The first time contact is made between Macbeth and his wife is through the letter. This letter symbolizes everything their relationship was before the murder. In the beginning Macbeth hid nothing from his wife. For example, "This I have thought good to deliver thee, my dearest partner of greatness..."

(Act 1, Scene 2, line 8). He told her absolutely everything that had happened and shared it all with her. Yet after the murder and the guilt and pressure have taken their toll on him, he becomes more secretive and even refuses to tell her his plans for Banquo. There is the quote "Be innocent of the knowledge dearest chuck, till thou applaud the deed" (Act 3, Scene 2, Line 95). The change from earlier in the play is extreme; he went from telling her everything and hiding nothing, to keeping important things from her. But other aspects of their relationship also change.

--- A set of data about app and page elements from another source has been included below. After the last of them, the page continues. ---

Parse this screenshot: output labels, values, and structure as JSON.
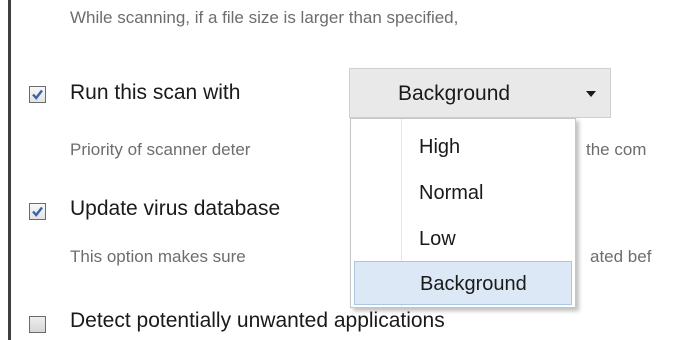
{
  "settings": {
    "size_limit_desc": "While scanning, if a file size is larger than specified,",
    "run_scan": {
      "label": "Run this scan with",
      "checked": true,
      "priority": {
        "selected": "Background",
        "options": [
          "High",
          "Normal",
          "Low",
          "Background"
        ],
        "desc": "Priority of scanner deter",
        "desc_tail": "the com"
      }
    },
    "update_db": {
      "label": "Update virus database",
      "checked": true,
      "desc": "This option makes sure",
      "desc_tail": "ated bef"
    },
    "detect_pua": {
      "label": "Detect potentially unwanted applications",
      "checked": false
    }
  }
}
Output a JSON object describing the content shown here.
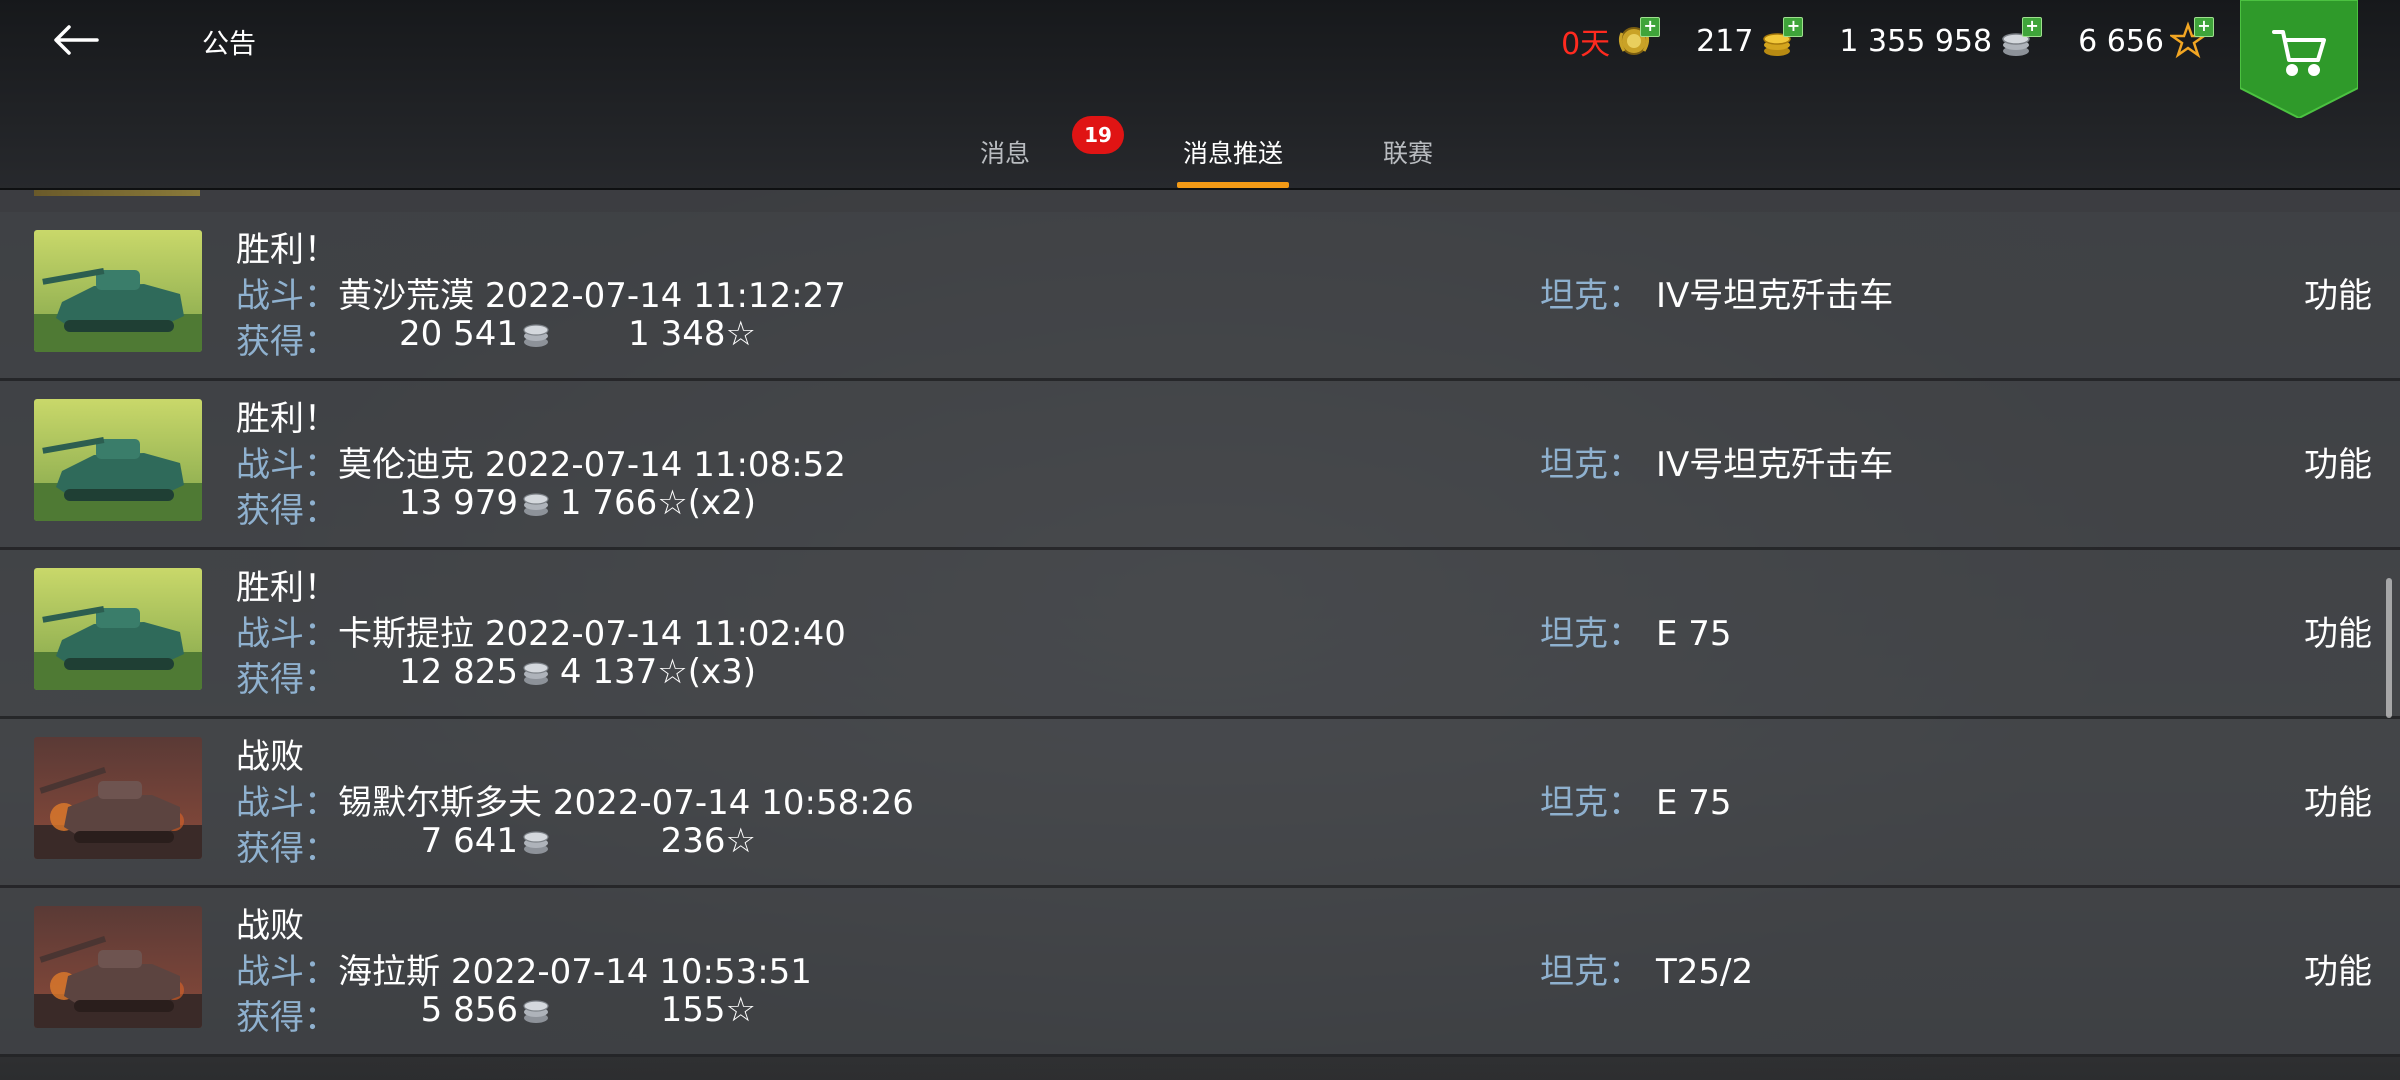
{
  "header": {
    "title": "公告",
    "currencies": [
      {
        "value": "0天",
        "icon": "premium-icon",
        "highlight": true
      },
      {
        "value": "217",
        "icon": "gold-icon",
        "highlight": false
      },
      {
        "value": "1 355 958",
        "icon": "credits-icon",
        "highlight": false
      },
      {
        "value": "6 656",
        "icon": "free-xp-icon",
        "highlight": false
      }
    ]
  },
  "tabs": [
    {
      "label": "消息",
      "badge": "19",
      "active": false
    },
    {
      "label": "消息推送",
      "active": true
    },
    {
      "label": "联赛",
      "active": false
    }
  ],
  "labels": {
    "battle": "战斗：",
    "earned": "获得：",
    "tank": "坦克：",
    "action": "功能"
  },
  "rows": [
    {
      "result": "胜利！",
      "outcome": "victory",
      "map": "黄沙荒漠",
      "time": "2022-07-14 11:12:27",
      "credits": "20 541",
      "xp": "1 348",
      "multiplier": "",
      "tank": "IV号坦克歼击车"
    },
    {
      "result": "胜利！",
      "outcome": "victory",
      "map": "莫伦迪克",
      "time": "2022-07-14 11:08:52",
      "credits": "13 979",
      "xp": "1 766",
      "multiplier": "(x2)",
      "tank": "IV号坦克歼击车"
    },
    {
      "result": "胜利！",
      "outcome": "victory",
      "map": "卡斯提拉",
      "time": "2022-07-14 11:02:40",
      "credits": "12 825",
      "xp": "4 137",
      "multiplier": "(x3)",
      "tank": "E 75"
    },
    {
      "result": "战败",
      "outcome": "defeat",
      "map": "锡默尔斯多夫",
      "time": "2022-07-14 10:58:26",
      "credits": "7 641",
      "xp": "236",
      "multiplier": "",
      "tank": "E 75"
    },
    {
      "result": "战败",
      "outcome": "defeat",
      "map": "海拉斯",
      "time": "2022-07-14 10:53:51",
      "credits": "5 856",
      "xp": "155",
      "multiplier": "",
      "tank": "T25/2"
    }
  ],
  "colors": {
    "accent": "#f39a16",
    "label": "#8fb1cf",
    "badge": "#e01414",
    "premium_text": "#ff2a1f",
    "shop": "#2f9a2a"
  }
}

Another aspect of their relationship that changes isn't just what they're communicating but how often they do it. Though it kind of ties in with their honesty with each other (you'll see what I mean later) it deserves it's own category. More towards the...